The first presidential debate will air tonight, and throughout the many articles about who will win or lose and why, there has been a persistent criticism of the notion that debates affect the election. A lot of individuals are suggesting that the debates don’t really matter.
What? I say again, what? The debates don’t matter? Ask Kennedy and Nixon whether they think their debates mattered. Ask Reagan! His “are you better off” debate question has become a staple of counter incumbent campaigning!
Still, despite my frustrated exclamations, many will assert that if you look at the numbers debates don’t really have an effect on the polls, that they don’t change many voter’s minds. They suggest that since there is no evidence that debates matter, they don’t. First, it’s a fallacy to take a lack of evidence as evidence to the contrary. Second, this argument misunderstands how persuasion works, persuasion is not necessarily an instantaneous event, it is often a gradual process. Third, this argument is an oversimplification of how campaigns work.
The use of polls to gauge the political potency of anything is absurd. Polls are snaps shots, campaigns are not. No one event single-handedly changes the outcome of an election. Each outcome is shaped by events, responses, counter responses, which collectively accumulate until the conflict concludes on election day. You have to understand this before you can see how debates can be important.
Every campaign is a narrative, the key to running an effective campaign is to understand the conflicts within a candidate’s story and how to address, or avoid these conflicts. Throughout a campaign many conflicts arise, and a candidate’s ability to resolve them is what alters the momentum of his campaign. It is these two parts of the process, the resolution of conflict, and the change in momentum that I intend to discuss.
The best examples of how debates can alter narratives and in turn elections are provided by Ronald Reagan. Perhaps it was his experience as an actor, but he seems to have had the best grasp of the narrative nature of campaigns. In his debate with Jimmy Carter, the famous “Are you better off?” question was so effective because it presented a conflict for Carter to address regarding his record. That narrative dominated the discussion after that, and while the debate itself may not have affected the polls, it motivated the discussion that lasted long past the debate and over time surely had some effect.

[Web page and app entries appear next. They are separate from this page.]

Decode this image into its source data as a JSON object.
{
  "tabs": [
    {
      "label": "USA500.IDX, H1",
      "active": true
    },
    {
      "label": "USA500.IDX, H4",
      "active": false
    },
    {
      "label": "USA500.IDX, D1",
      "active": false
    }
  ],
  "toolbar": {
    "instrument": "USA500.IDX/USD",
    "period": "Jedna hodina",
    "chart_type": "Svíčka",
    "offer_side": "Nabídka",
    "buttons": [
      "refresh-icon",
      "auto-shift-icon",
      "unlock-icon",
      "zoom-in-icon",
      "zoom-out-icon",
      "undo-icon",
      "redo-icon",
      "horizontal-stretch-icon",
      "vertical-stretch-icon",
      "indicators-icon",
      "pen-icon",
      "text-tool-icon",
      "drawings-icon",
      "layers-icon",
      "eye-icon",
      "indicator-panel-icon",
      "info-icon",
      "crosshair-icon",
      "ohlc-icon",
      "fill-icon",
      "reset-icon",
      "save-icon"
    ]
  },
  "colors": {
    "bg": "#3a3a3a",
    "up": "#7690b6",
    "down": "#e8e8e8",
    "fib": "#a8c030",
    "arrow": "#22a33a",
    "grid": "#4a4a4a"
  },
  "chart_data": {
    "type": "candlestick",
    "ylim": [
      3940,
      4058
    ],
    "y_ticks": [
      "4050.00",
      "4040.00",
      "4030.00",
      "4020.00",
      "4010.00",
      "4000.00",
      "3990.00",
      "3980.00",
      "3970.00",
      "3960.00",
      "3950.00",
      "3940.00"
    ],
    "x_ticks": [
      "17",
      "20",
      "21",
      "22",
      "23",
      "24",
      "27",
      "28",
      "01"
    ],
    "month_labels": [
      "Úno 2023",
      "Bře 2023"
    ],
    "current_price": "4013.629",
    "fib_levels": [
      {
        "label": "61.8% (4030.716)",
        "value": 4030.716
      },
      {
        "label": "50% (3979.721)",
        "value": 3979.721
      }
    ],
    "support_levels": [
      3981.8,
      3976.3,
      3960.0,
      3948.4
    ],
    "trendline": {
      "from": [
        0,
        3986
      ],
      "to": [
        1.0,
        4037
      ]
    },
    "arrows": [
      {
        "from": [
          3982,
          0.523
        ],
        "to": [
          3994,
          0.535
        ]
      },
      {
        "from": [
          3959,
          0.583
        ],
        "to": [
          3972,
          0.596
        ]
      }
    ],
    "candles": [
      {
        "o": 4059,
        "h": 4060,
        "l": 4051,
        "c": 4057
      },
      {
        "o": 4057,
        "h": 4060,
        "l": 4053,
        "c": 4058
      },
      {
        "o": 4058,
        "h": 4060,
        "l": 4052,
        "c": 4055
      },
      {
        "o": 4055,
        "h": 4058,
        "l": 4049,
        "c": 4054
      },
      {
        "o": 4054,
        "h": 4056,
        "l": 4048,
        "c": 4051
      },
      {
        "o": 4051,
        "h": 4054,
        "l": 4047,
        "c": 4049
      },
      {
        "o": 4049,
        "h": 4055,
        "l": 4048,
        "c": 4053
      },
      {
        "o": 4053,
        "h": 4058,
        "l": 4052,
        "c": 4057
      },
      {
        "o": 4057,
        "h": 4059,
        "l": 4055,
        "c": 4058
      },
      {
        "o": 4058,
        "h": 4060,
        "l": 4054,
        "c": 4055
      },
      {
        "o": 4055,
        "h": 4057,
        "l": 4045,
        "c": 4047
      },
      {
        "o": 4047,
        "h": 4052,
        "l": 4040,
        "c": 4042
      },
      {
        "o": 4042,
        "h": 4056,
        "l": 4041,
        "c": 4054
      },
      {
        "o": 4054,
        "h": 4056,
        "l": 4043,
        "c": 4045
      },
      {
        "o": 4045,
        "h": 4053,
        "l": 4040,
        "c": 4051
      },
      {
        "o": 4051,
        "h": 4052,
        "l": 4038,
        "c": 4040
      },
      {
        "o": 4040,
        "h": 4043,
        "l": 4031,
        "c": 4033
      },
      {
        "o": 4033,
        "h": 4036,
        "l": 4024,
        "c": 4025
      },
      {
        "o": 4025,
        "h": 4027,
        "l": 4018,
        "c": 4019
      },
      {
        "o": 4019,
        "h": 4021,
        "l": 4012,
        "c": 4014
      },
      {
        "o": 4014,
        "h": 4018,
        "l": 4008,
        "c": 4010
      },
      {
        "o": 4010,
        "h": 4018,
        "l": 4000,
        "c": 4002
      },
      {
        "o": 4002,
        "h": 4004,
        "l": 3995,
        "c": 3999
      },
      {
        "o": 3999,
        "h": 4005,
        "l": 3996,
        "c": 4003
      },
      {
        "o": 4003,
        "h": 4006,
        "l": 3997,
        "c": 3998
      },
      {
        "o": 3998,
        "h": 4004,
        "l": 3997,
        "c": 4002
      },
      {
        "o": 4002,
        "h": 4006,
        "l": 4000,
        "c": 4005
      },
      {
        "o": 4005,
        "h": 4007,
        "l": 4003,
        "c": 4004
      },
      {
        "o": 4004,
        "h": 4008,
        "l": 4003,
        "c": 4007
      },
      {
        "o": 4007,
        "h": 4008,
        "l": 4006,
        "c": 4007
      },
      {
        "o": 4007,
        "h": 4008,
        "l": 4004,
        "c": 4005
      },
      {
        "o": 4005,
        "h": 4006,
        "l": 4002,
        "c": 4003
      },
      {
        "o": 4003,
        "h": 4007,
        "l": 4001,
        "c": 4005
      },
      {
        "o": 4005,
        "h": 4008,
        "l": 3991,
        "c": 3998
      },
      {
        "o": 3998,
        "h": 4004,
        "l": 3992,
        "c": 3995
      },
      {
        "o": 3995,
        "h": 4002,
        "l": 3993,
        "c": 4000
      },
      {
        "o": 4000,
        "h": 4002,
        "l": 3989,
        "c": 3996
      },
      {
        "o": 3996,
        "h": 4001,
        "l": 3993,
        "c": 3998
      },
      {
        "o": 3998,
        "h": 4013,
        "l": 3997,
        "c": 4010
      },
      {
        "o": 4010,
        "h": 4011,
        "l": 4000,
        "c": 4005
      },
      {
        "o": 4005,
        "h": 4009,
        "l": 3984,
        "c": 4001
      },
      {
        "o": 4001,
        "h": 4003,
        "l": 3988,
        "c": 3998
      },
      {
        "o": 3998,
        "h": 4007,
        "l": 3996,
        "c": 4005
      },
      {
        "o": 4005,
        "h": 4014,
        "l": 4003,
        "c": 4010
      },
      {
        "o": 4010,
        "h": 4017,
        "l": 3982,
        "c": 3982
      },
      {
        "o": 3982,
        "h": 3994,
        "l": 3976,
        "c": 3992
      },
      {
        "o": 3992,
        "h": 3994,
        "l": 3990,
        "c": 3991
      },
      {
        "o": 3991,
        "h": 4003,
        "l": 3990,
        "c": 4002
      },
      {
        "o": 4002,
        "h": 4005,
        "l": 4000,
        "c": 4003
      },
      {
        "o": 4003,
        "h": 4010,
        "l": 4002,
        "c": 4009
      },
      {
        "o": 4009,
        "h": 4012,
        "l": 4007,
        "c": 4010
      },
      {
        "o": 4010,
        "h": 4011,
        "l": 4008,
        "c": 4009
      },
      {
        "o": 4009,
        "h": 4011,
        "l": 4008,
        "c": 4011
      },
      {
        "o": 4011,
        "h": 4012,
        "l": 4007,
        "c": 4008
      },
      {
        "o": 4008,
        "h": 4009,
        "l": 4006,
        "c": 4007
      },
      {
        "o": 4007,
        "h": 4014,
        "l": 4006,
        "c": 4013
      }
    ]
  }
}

In Reagan’s debates as an incumbent, he demonstrated once again how narratives animated in debates can alter campaigns. After a somewhat clumsy first debate performance a narrative began to form around the idea that he was too old for the presidency, a little scatter-brained perhaps. Reagan recognized the danger of allowing this narrative to play out, so in the next debate he resolved the conflict with humor. When the question arose he delivered the classic one-liner “I will not make age an issue of this campaign. I am not going to exploit, for political purposes, my opponent's youth and inexperience.” This tremendous one-liner used humor to resolve the conflict of the “too old” narrative and prevent its discussion from being as influential to the campaign.
Of course debates aren’t the only opportunity to introduce or resolve conflicts, but their ability to serve this function is what makes them politically relevant. Of course the issue is still more complicated than just the resolving of conflicts. Indeed if that were all it took then post-debate polls might show a significant change. This brings me to the second part of why debates matter, a change in momentum. The goal of a change in narrative is to change momentum; it is this momentum that over time changes the polls and ultimately the outcome of elections.
A change in momentum alters a lot of factors that a poll will never represent. Momentum motivates all sorts of action, and it is these actions that result in votes. For example:
When a campaign has momentum it is actively registering voters, and it has an enthusiastic voter turnout. Polls don’t necessarily reflect voter turnout. Also momentum can bring in new donations to campaigns allowing them to run more ads or strengthen its organization, a factor that also affects elections and isn’t shown in polls. A candidate with momentum can expect more news coverage, and generally more positive news coverage. Once again unnoticed by polls. A campaign with momentum will get more volunteers and they will be more involved. Yet again, this is ignored by polls.
These are the kinds of changes that happen after debates. However they aren’t measured by polls, nor do they immediately affect the polls. This is why debates (and conventions, and other important election events) matter because they present an opportunity to address the conflicts a campaign faces and thus change the context of an election’s narrative. The result of this is a change in momentum, and the result of this is change in outcome.